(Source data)
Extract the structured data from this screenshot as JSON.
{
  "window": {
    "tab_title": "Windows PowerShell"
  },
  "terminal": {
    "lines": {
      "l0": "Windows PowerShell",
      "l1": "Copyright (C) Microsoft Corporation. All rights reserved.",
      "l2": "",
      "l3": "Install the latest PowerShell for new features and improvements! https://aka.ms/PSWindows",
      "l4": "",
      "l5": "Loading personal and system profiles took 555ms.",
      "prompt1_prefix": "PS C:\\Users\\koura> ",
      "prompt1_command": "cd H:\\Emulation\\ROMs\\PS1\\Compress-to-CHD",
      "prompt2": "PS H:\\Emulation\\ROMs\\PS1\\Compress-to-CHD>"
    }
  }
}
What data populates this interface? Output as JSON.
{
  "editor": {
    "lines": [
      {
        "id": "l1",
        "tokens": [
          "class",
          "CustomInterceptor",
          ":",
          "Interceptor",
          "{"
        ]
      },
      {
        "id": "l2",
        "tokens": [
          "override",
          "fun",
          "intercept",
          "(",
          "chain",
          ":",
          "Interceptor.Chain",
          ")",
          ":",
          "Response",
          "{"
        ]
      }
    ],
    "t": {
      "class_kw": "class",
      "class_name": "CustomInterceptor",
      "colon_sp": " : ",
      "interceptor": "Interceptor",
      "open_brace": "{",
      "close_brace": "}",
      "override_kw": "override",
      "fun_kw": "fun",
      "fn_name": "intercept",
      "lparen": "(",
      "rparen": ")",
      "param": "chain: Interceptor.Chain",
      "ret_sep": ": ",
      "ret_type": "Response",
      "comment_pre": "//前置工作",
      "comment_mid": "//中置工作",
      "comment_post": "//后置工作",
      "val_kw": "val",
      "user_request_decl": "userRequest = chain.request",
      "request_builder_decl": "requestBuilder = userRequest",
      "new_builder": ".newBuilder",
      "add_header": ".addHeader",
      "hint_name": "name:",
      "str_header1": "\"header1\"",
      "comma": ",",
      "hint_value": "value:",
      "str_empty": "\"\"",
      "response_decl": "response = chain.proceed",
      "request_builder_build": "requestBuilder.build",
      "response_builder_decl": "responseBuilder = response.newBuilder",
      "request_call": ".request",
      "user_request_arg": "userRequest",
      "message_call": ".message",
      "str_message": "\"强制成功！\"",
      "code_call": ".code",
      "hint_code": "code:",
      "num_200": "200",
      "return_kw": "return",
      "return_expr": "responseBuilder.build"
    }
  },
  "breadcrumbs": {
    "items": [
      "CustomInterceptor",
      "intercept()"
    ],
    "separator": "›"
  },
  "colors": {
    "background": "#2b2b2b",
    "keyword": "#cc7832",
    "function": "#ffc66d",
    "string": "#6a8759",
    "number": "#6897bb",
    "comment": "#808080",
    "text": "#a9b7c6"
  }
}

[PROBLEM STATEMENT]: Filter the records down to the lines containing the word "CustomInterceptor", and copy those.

[SOLUTION FOR THIS PROBLEM]:
          "CustomInterceptor",
      "class_name": "CustomInterceptor",
      "CustomInterceptor",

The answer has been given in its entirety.